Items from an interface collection
========================================

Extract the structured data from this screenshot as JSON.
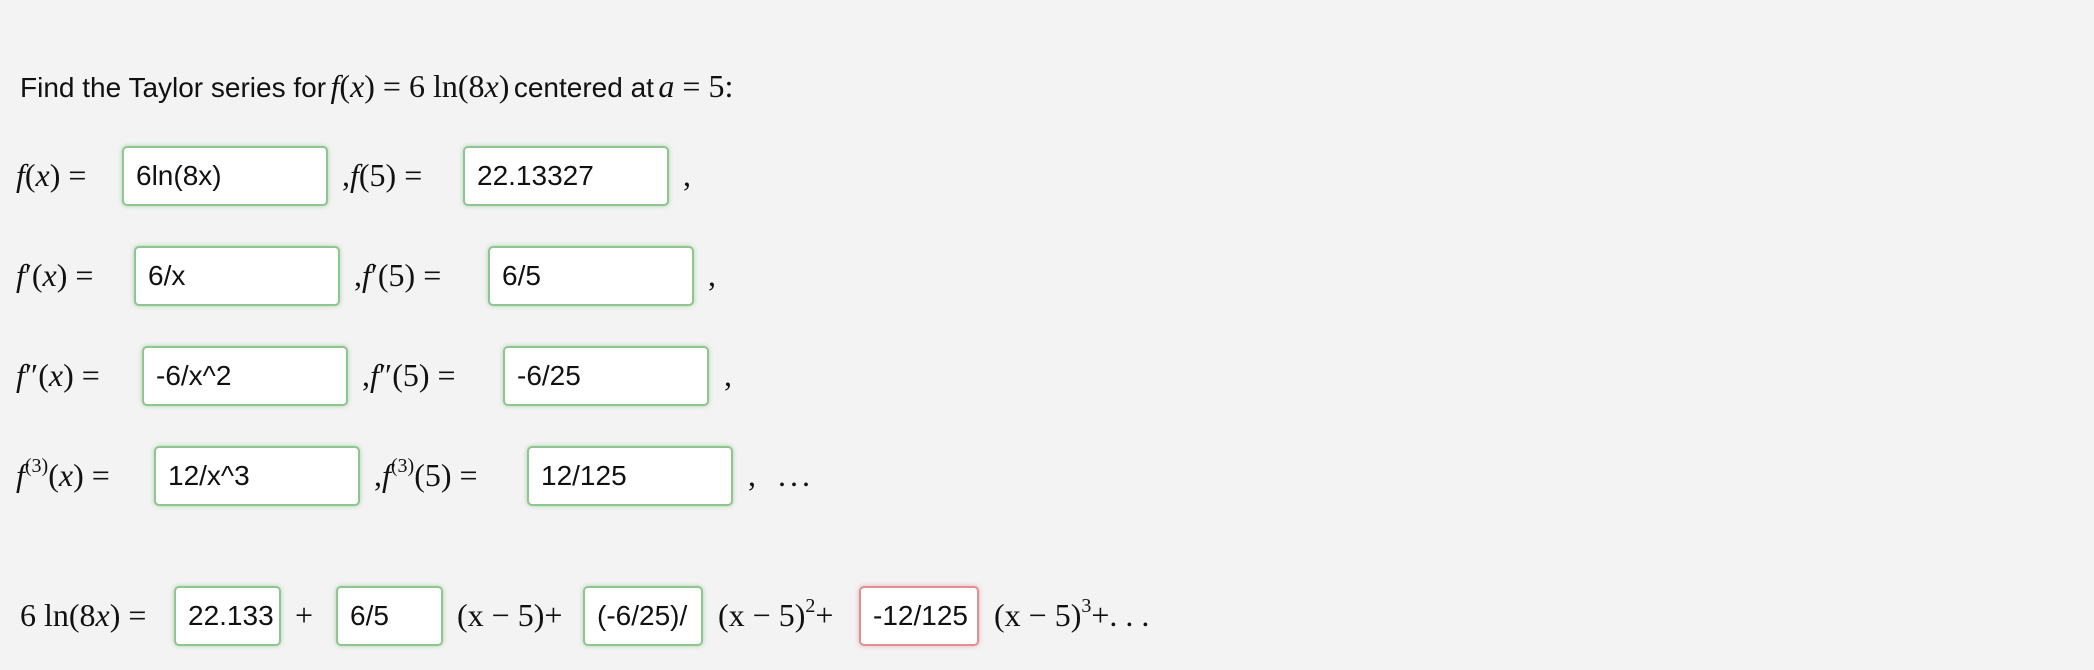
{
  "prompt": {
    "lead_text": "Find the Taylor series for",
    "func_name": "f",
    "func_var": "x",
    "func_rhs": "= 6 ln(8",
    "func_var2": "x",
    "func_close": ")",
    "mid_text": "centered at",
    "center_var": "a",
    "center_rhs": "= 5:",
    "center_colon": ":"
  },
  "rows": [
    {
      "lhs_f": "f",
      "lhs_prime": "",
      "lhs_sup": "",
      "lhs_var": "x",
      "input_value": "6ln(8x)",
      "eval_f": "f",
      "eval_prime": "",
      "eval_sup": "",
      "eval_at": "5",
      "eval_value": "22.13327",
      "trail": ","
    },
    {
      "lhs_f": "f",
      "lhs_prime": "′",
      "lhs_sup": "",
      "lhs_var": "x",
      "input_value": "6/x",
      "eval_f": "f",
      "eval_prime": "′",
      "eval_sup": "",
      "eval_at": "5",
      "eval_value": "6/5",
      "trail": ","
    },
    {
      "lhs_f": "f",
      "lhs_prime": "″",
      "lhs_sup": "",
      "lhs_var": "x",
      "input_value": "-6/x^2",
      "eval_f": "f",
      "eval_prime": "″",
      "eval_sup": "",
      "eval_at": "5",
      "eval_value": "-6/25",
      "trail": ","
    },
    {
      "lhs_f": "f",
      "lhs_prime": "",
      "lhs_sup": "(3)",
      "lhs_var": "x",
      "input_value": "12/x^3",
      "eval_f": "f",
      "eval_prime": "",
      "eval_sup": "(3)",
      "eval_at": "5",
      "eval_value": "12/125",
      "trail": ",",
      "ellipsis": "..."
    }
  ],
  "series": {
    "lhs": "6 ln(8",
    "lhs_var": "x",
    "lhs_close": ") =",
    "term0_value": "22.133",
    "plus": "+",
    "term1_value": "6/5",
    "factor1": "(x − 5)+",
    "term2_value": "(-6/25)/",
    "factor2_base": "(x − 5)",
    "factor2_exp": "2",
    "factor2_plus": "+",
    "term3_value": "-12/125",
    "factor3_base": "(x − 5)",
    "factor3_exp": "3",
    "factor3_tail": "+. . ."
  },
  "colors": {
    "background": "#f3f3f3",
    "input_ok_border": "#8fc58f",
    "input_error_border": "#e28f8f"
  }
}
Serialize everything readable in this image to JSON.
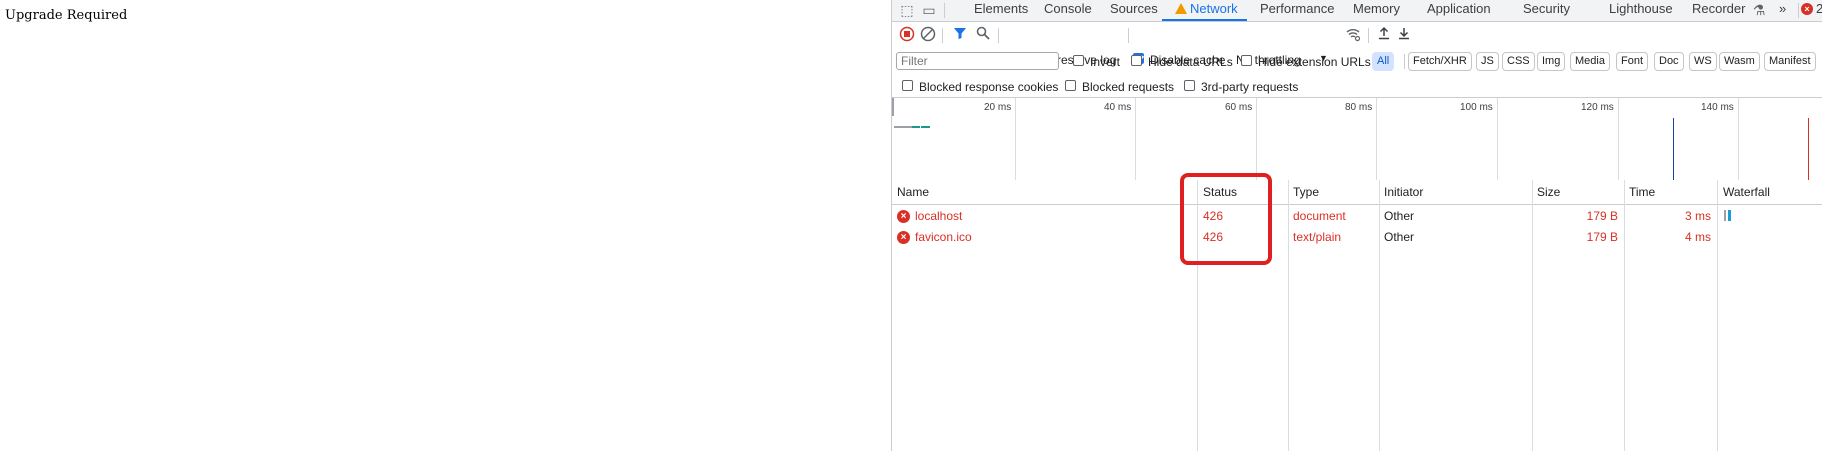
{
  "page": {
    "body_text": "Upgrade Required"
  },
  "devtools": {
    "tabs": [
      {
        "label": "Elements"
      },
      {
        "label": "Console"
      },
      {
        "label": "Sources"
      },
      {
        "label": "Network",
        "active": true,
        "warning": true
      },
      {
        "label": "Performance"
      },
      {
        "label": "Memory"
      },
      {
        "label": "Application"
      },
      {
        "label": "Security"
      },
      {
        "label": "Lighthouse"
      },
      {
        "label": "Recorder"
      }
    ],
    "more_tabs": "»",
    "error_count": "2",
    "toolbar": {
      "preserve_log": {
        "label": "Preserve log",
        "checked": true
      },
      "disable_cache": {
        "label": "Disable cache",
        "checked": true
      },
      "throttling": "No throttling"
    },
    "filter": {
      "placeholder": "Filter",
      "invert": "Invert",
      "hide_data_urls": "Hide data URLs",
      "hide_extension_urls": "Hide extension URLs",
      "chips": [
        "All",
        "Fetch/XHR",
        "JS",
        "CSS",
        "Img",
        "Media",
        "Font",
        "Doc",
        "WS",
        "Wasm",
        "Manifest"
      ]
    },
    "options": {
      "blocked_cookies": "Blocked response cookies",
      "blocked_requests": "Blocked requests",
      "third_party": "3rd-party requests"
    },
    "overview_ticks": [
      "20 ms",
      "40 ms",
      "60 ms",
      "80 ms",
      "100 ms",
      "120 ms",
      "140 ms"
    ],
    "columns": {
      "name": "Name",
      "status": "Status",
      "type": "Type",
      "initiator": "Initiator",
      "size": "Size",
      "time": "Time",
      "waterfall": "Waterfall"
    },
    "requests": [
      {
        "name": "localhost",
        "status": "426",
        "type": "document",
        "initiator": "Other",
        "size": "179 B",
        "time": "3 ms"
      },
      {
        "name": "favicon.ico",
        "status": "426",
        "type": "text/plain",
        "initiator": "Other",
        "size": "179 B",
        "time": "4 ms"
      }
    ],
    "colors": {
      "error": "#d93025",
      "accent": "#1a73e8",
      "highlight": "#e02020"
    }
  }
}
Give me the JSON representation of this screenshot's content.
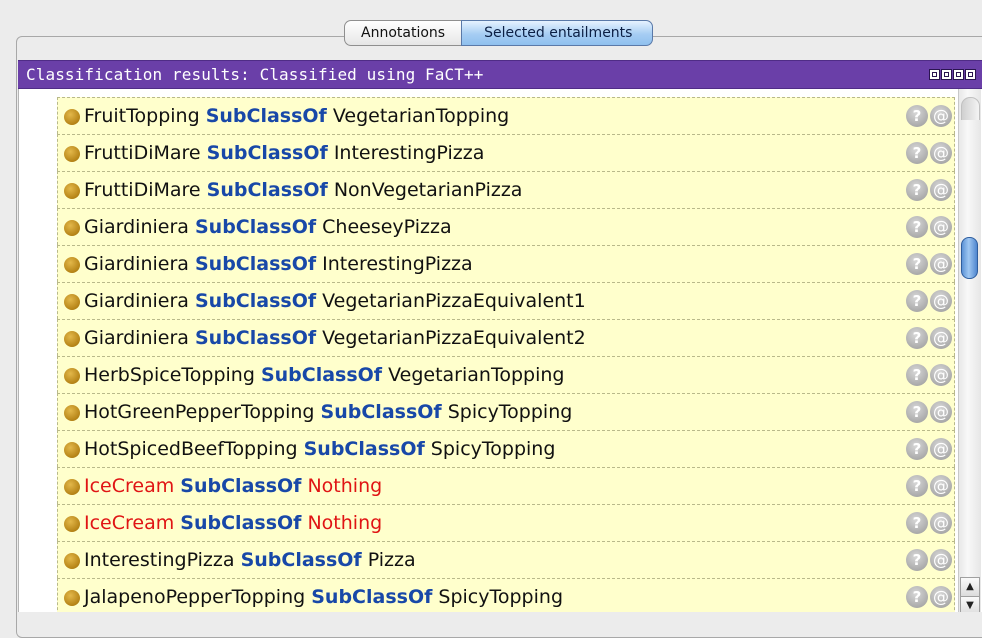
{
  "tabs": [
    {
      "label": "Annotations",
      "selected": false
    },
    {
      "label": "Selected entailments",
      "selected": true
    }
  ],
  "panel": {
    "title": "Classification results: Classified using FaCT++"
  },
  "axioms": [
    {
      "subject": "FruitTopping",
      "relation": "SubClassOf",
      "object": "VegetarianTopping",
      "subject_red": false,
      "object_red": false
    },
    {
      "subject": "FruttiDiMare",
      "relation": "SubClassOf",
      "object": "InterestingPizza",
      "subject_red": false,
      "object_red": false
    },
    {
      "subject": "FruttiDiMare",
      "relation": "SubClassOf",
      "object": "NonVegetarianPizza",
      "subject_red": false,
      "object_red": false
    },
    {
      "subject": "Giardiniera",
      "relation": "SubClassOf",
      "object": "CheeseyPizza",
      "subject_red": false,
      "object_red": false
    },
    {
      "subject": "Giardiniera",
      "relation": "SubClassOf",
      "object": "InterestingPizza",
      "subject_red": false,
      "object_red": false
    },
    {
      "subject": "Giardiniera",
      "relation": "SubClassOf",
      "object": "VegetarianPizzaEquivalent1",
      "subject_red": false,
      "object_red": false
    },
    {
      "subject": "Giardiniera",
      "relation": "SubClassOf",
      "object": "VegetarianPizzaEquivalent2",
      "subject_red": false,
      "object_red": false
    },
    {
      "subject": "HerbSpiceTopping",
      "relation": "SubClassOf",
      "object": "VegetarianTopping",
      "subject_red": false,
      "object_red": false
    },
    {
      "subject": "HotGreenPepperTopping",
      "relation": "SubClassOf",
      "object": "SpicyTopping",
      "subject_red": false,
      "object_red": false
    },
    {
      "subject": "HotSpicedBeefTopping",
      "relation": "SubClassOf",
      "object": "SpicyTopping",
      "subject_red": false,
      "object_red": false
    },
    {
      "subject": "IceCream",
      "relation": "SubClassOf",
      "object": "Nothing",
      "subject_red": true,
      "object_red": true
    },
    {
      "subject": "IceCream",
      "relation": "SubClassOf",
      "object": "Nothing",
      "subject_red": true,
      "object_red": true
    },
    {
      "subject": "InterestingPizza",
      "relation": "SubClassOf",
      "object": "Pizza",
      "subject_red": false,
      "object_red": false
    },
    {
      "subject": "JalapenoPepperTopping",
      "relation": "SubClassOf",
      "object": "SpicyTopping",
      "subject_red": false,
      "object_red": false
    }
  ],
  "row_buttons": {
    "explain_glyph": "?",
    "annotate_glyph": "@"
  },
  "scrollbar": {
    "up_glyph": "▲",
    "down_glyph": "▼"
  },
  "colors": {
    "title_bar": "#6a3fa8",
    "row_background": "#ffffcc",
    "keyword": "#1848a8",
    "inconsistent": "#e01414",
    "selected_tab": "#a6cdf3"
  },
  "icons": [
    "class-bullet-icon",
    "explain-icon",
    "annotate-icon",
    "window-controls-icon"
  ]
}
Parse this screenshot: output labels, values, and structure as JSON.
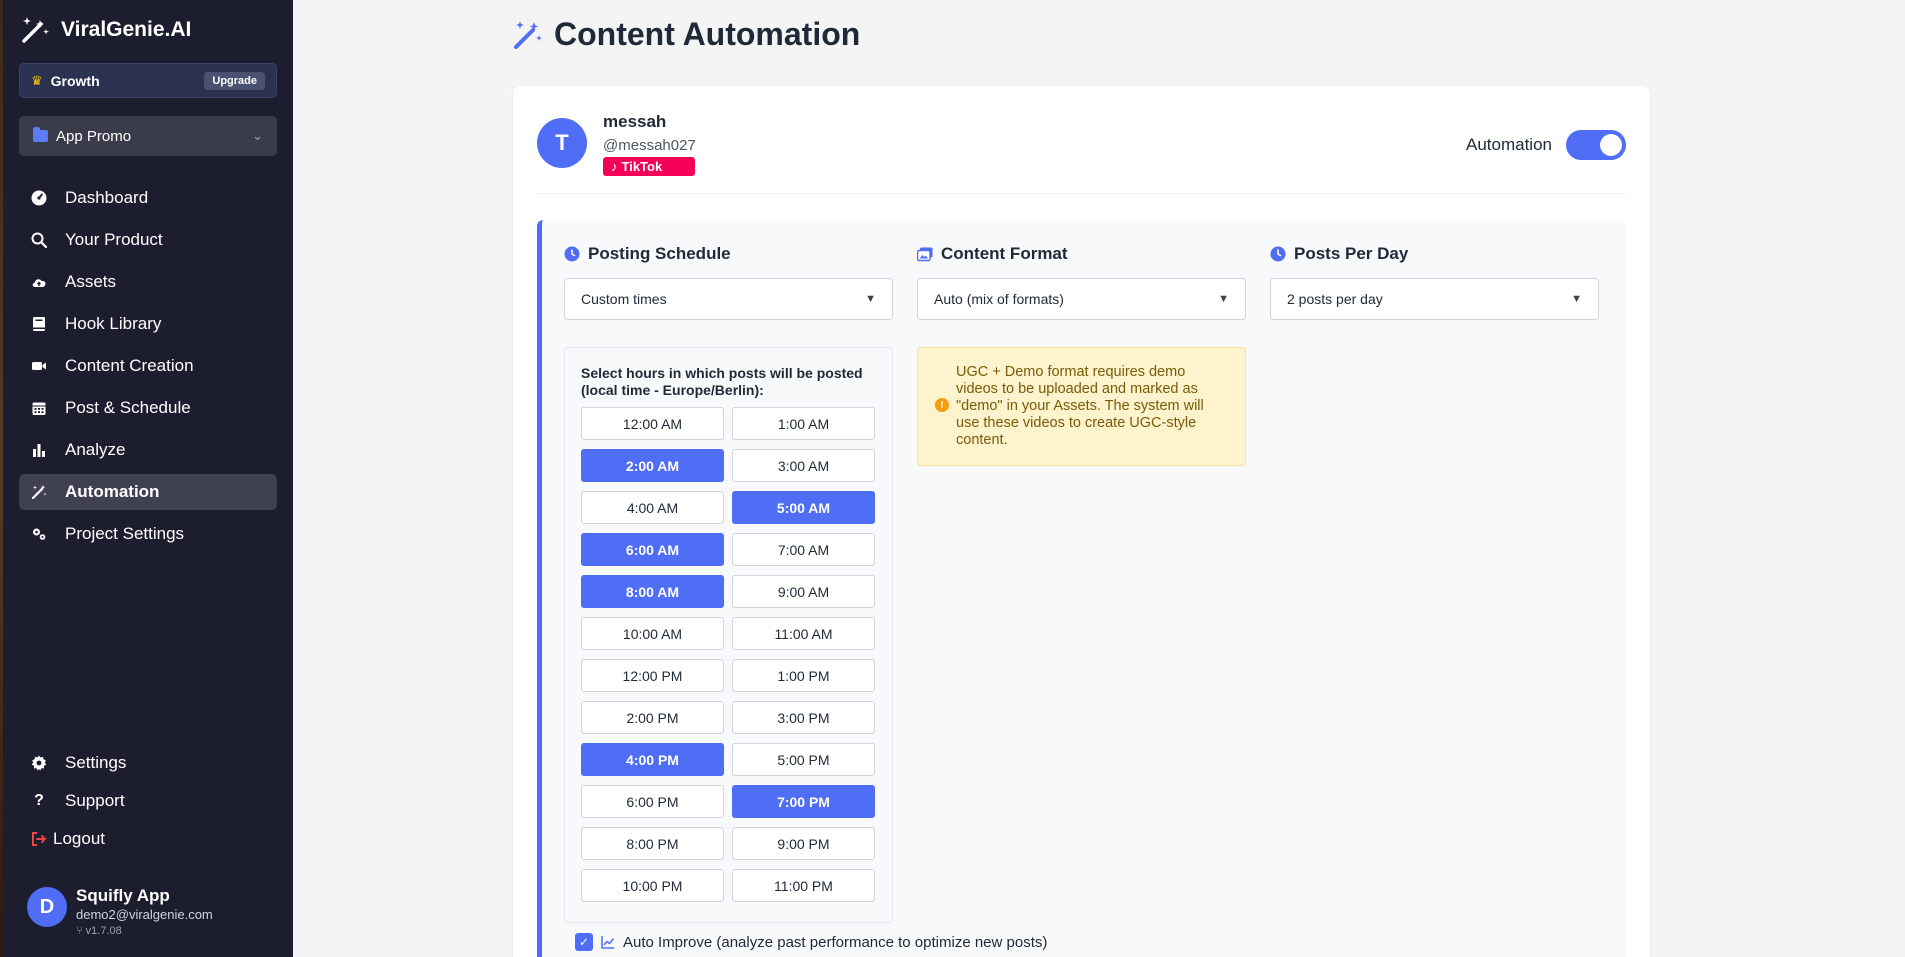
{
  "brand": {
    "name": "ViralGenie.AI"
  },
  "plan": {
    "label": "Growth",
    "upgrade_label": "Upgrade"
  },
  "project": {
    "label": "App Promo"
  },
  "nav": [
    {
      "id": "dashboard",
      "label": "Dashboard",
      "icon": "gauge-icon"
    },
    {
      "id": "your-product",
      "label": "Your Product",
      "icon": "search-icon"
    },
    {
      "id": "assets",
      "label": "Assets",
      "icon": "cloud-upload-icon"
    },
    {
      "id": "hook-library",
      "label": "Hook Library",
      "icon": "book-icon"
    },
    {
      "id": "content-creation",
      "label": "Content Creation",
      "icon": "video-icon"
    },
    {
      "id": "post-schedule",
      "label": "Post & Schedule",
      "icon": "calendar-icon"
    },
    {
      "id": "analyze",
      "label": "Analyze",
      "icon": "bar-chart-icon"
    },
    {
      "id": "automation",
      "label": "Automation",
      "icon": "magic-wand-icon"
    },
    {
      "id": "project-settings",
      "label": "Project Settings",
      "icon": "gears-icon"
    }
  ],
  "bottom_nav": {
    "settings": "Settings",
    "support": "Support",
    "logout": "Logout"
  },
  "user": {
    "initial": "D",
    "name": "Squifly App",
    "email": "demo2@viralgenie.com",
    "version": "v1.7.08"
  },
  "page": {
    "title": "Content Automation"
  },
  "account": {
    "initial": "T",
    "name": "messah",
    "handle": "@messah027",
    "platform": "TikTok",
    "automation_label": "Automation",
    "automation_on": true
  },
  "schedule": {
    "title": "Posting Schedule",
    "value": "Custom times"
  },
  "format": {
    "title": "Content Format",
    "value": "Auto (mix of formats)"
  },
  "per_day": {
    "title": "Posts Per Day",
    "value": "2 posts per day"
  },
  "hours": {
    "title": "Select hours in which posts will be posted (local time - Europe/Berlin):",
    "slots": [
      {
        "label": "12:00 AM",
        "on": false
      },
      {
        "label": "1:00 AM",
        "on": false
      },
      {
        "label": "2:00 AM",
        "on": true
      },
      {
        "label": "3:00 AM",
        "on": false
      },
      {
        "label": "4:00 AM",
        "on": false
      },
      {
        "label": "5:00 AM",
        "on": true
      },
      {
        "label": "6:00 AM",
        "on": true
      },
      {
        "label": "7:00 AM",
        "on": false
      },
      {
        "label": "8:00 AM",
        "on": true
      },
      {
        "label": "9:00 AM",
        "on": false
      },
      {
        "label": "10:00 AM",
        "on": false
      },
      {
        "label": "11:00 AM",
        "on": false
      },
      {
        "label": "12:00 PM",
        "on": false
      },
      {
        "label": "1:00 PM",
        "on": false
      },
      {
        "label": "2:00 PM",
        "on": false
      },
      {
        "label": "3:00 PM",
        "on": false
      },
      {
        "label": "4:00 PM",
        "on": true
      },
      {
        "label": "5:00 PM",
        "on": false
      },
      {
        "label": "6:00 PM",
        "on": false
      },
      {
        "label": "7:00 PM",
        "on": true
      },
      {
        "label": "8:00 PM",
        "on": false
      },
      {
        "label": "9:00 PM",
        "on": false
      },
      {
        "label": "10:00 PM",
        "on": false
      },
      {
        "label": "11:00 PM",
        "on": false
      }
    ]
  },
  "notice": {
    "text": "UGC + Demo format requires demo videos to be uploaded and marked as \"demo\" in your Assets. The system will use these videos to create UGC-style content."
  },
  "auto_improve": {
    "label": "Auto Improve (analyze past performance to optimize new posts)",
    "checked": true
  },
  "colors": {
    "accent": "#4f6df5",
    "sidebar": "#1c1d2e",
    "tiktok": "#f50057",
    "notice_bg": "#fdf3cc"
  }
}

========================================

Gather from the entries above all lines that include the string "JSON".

▸ Exercise response:
Extract the structured data from this screenshot as JSON.
Serialize everything readable in this image to JSON.
Give me the JSON representation of this screenshot's content.
Parse this screenshot: output labels, values, and structure as JSON.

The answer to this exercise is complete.